War, Pestilence, and the Second Coming: Is your Workplace Ready?
Starting the New Year this morning with a quick look at the news, I saw this AP story: “Poll: Americans see gloom, doom in 2007″
This story reports on an Associated Press-AOL News poll about Americans’ predictions for 2007.
Poll findings include:
- 60% think the U.S. will be the victim of a terrorist attack.
- 60% think it likely that a biological or nuclear weapon will be unleashed elsewhere.
- 70% predict a major natural disaster in the U.S.
- 29 % think it likely that the U.S. will withdraw from Iraq.
- 35 % predict the draft will be reinstated.
- 25 % anticipate the second coming of Christ.
Hmm . . . I can understand people hoping for that last one; it would kind of make everything else irrelevant, wouldn’t it?
But then Christians have been anticipating the second coming for over 2000 years now, which really makes me wonder what 25% of Americans think is so special about 2007. . .
In any event, these predictions raises some workplace issues worthy of some thought as businesses enter the new year. Here, I offer some of my research on these issues.

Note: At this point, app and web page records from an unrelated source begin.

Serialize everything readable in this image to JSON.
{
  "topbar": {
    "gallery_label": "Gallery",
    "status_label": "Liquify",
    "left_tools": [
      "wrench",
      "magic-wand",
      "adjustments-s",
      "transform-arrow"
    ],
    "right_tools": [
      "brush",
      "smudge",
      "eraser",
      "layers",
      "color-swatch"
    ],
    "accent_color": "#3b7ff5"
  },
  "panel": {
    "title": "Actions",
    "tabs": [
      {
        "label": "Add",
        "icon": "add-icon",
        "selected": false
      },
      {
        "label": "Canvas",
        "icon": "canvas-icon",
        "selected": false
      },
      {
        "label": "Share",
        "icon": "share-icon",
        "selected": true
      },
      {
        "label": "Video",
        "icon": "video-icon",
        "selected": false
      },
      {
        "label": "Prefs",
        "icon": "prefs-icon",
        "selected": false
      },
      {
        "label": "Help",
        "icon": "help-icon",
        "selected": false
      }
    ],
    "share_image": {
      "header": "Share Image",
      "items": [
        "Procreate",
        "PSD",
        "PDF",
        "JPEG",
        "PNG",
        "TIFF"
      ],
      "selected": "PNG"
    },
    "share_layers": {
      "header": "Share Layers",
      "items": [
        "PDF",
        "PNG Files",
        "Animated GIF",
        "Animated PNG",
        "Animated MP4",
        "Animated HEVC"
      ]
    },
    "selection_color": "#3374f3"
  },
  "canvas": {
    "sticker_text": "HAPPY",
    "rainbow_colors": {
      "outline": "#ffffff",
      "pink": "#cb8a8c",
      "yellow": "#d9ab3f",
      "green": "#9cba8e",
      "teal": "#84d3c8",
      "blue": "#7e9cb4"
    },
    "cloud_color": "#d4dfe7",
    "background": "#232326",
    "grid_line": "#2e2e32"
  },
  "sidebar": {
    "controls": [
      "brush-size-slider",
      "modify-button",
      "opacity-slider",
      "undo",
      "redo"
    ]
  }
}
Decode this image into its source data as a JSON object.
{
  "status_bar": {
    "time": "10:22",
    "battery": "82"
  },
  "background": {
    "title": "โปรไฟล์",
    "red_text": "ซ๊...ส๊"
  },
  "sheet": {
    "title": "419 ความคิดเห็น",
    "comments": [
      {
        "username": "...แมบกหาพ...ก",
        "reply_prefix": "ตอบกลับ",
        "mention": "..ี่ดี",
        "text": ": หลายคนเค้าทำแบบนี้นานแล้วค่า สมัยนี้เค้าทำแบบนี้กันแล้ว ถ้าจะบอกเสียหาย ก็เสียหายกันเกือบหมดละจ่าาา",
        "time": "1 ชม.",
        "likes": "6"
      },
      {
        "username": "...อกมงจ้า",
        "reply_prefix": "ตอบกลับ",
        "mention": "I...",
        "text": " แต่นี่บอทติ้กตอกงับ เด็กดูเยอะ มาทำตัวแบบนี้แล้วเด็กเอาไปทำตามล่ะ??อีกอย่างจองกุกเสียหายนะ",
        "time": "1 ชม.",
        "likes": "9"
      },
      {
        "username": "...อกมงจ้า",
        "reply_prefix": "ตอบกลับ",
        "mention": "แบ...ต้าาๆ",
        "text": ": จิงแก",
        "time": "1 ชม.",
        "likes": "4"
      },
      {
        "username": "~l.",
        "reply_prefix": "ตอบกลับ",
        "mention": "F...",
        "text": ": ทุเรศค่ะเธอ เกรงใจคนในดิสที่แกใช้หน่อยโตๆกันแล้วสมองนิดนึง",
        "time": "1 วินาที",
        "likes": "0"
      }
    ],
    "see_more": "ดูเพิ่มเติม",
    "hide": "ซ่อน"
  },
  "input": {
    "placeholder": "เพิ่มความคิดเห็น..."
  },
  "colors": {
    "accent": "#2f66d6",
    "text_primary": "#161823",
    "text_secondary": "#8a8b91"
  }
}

First, what do potential terrorist attacks, biological or nuclear weapons, and major natural disasters such as hurricanes or a flu pandemic have in common?
The need for business continuity and recovery planning.
As we were just reminded by the recent Taiwan earthquake, IT connections can be a point of vulnerability during disasters. So disaster preparedness to reduce IT vulnerability is important.
On the other hand, with proper preparation, IT systems allow distributed work, temporary operational relocation, and telecommuting options that can be invaluable to maintain operations during a disaster. So IT preparedness can have a positive impact, ameliorating disaster-caused operational hardship, not just avoiding IT disasters.
I have put together an extensive set of resources on disaster preparedness, which you may view as an annotated list here, or follow as a Trailfire trail by starting here and clicking the arrow at the top of the “notecards.”
Second, the (somewhat contradictory) poll predictions about the Iraq war and return of the draft reminded me that employers will be seeing increasing numbers of returning servicemen and women.
So employers may find that they need to brush up on their legal obligations under federal laws protecting veterans employment rights.
Lastly, this poll’s remarkable (at least to me) insight into Americans’ contemporary views about the “end times” serves as a reminder of the religious diversity of the modern American workplace.
(I suspect that among the 75% who do not share this “end time” belief there are quite a few who think those who have this belief are just plain “nuts” and don’t mind saying so.)